Directions for this task:
From the records below, state how many lines hold the string "JSON", without any other text.
--------------------------------------------------
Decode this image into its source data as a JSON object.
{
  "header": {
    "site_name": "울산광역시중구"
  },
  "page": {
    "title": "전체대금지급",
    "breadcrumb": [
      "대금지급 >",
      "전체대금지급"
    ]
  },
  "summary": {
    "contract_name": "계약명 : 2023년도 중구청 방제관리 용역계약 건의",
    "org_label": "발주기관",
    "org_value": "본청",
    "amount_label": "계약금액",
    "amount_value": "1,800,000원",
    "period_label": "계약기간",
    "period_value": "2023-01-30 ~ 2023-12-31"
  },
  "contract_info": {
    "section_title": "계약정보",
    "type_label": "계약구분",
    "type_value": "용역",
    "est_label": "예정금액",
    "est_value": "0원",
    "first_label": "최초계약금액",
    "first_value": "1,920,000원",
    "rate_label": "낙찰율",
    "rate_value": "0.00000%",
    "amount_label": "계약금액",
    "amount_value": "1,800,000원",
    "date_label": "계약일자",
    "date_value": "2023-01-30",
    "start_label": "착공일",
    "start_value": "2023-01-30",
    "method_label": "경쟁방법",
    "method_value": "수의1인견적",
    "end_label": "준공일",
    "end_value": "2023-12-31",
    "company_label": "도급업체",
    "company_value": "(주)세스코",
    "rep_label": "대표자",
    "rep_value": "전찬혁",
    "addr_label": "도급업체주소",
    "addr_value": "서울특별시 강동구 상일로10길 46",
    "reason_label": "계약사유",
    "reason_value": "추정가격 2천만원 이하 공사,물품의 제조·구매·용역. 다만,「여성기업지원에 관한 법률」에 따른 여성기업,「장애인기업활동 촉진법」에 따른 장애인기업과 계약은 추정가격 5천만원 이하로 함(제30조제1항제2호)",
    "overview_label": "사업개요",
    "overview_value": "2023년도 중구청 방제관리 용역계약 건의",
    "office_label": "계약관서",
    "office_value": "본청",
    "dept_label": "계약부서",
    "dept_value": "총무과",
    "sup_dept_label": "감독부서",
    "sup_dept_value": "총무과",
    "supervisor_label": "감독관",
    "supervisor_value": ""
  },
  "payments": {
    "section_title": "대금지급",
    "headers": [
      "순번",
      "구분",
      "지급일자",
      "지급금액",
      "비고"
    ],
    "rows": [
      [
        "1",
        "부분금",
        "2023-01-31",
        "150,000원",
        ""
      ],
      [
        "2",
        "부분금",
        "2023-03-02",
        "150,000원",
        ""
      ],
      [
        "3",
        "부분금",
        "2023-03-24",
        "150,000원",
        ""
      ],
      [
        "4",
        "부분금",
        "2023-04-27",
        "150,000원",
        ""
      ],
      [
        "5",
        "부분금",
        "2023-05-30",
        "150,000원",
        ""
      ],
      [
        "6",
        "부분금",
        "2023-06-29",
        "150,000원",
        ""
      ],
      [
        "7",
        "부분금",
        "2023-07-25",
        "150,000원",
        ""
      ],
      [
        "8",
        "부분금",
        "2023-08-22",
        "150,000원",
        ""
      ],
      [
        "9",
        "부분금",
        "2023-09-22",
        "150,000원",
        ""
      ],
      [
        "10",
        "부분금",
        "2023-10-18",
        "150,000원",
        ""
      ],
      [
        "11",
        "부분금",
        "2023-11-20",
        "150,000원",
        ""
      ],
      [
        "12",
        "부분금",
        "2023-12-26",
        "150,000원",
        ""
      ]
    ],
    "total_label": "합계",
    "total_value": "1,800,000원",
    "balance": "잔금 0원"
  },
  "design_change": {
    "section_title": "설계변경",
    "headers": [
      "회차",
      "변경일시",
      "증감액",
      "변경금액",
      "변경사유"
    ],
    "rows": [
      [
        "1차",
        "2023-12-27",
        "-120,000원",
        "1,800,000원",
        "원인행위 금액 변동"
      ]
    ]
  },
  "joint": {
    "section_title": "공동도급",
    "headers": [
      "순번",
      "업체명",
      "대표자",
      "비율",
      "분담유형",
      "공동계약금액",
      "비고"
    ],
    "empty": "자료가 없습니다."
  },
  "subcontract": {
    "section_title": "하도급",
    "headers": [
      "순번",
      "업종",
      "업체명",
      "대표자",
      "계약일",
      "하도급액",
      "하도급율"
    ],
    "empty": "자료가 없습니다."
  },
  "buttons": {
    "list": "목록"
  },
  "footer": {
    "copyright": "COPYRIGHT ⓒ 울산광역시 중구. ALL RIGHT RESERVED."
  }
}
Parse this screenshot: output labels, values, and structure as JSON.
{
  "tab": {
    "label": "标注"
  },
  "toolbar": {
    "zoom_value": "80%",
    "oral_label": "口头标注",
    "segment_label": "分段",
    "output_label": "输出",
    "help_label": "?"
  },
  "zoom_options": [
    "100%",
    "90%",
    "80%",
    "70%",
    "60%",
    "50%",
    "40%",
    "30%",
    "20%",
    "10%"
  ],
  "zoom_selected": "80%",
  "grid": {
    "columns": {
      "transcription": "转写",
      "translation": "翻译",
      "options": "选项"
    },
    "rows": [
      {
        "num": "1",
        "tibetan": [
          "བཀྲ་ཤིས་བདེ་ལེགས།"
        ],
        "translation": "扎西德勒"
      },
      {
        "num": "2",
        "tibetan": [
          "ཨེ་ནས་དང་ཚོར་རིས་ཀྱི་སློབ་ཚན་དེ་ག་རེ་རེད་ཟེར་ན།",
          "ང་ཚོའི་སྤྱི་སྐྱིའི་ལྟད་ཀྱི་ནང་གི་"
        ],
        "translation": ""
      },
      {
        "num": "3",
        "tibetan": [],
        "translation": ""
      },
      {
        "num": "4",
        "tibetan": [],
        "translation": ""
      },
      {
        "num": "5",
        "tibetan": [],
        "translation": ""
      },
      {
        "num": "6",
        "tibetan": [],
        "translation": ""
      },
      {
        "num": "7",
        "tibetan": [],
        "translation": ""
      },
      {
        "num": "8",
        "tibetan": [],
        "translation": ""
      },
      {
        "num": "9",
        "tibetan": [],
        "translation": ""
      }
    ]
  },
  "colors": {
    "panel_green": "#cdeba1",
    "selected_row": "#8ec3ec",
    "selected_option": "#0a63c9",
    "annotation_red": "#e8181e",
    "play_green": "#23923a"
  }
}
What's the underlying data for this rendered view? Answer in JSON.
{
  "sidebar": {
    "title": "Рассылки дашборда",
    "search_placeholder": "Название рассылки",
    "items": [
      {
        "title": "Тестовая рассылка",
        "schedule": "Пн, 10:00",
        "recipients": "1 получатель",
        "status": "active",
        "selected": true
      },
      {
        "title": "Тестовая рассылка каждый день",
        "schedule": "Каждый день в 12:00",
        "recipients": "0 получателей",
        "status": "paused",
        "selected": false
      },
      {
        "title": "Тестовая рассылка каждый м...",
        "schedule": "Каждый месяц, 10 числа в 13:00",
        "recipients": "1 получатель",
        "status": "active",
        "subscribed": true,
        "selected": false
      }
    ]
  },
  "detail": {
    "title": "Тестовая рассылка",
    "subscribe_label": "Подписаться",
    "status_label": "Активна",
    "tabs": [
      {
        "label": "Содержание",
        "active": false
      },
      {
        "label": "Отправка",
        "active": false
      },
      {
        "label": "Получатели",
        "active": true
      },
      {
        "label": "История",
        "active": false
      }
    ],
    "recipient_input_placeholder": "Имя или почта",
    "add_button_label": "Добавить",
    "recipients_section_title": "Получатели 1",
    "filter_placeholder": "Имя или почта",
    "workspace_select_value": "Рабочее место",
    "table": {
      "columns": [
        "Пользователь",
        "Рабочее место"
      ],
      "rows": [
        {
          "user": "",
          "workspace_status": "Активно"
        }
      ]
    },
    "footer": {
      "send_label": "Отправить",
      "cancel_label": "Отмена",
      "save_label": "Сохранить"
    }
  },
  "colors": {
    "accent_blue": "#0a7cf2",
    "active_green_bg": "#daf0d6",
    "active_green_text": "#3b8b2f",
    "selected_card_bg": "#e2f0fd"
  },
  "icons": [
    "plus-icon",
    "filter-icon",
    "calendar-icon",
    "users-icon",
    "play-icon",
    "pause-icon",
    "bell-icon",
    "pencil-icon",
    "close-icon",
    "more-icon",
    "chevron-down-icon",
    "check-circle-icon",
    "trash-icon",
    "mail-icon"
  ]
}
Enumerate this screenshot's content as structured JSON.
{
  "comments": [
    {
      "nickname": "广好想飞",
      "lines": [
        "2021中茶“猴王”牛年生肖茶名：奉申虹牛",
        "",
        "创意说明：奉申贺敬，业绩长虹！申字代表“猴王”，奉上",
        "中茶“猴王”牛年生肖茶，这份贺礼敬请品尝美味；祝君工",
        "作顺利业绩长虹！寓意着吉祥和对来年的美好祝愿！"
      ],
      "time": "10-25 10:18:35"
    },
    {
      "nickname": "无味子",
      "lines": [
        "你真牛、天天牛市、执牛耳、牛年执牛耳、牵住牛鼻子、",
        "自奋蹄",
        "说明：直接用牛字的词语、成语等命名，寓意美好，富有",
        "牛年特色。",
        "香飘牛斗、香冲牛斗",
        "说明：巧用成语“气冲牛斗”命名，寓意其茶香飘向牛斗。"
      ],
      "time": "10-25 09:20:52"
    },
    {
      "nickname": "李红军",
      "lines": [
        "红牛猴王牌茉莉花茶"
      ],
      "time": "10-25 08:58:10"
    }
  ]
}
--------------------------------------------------
Solution for this task:
4